Hidden Assets

By | April 6th, 2010|

When I was in school, it was a commonly assumed that overpopulation was humanity’s greatest risk. Now, it seems, that assumption has been turned on its head. Over the next 40 years, demographers estimate that the US population will grow by another 100 million. This population will be young and energetic, with only a quarter over 60. Our 2.6% annual growth will be partly driven [...]

Manipulation?

By | April 5th, 2010|

When domestic politics gets rough, go for the foreigners. That was Henry IV’s final advice to his son in a memorable scene. And that may be what’s playing out now as Treasury evaluates whether China is a currency manipulator. Yesterday Treasury announced that they would postpone this evaluation until after several multilateral trade meetings at which China would be present. This is important, because it [...]

Good Enough For Now

By | April 2nd, 2010|

Last week we heard about employment, and it looks okay. Last week’s employment report had loads of data, almost all of it good news. Temporary employment continues to grow. Manufacturing payrolls are going up. Hours are going up. These are all leading elements of the employment picture, for obvious reasons: when things pick up in an economy, employers increase hours and add to temp staff [...]

A Leap of Faith

By | April 1st, 2010|

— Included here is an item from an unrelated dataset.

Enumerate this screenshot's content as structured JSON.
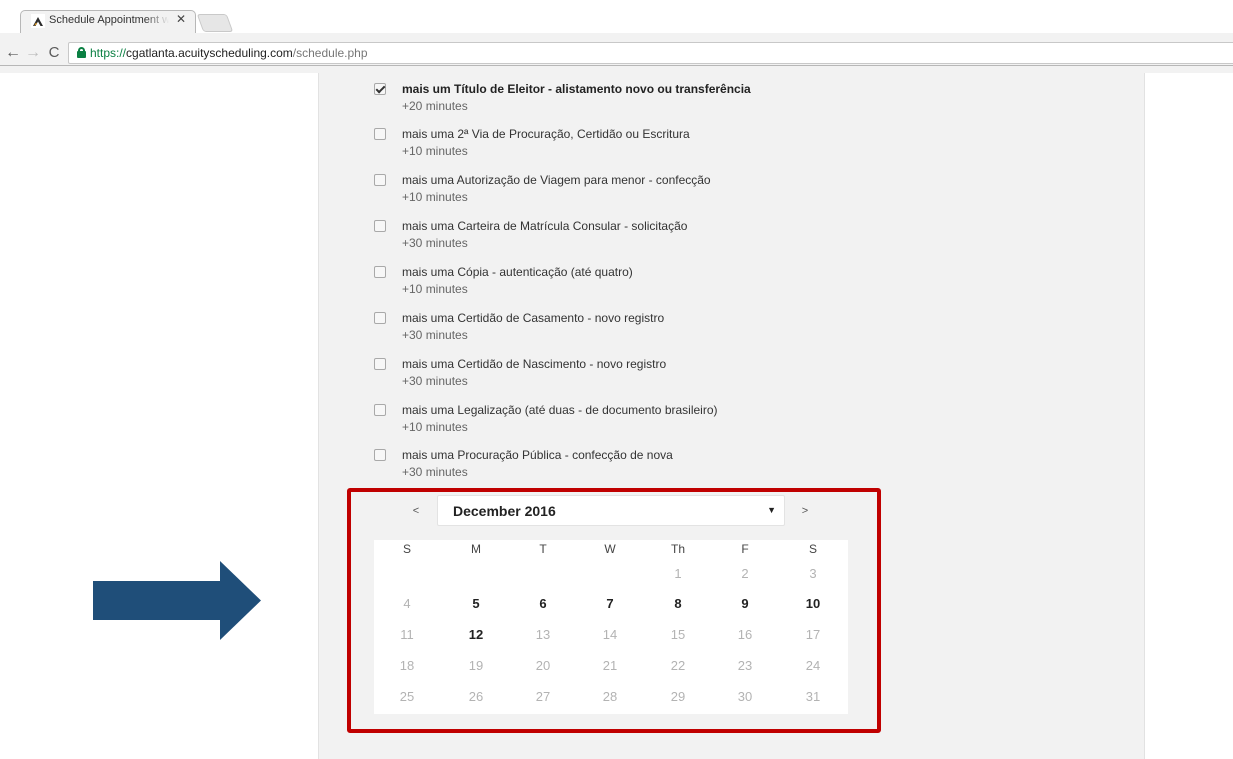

This weekend Apple will ask its customers to take a leap of faith. At least it won’t be a leap in the dark. On Sunday consumers can buy a wifi-equipped iPad from the Apple Store for $500-800. It’s Apple’s attempt to fill the middle ground between the smartphone and a laptop. Tablet PCs have been with us since the ‘90s without ever catching on. Apple [...]

Surprise, Surprise, Surprise, (Part 3)

By | March 31st, 2010|

Surprise, surprise, surprise. They cheated their clients, too. People who work with other people’s money are supposed to abide by a series of rules called fiduciary duties. The duty of care states that you’re supposed to know what you’re doing. The duty of loyalty states that you’re supposed to put yourself in the money-owner’s shoes. This can conflict with an advisor’s self-interest. So when brokers [...]

Surprise, Surprise — Not

By | March 30th, 2010|

So after all this, who do you trust? Between Ponzi schemers and conflicted bankers, where do you put your money? After all, you can’t just stuff it in a mattress. It’s not very comfortable, and if everyone did that, there’d be a lot more stolen beds. There are basically three criteria: you want someone competent, you want someone who understands you, and you absolutely want [...]

Surprise, Surprise, Surprise, (Part 2)

By | March 29th, 2010|

So that’s why we need financial reform. That’s what some have said in response to the kinds of abuses I mentioned yesterday. Surely municipalities need protection against the depredations of financial shysters. Only, it’s already illegal to hold sham auctions and collude. New regulations wouldn’t change a thing. That may be why the biggest banks are all getting behind the proposed financial reform legislation. Surely [...]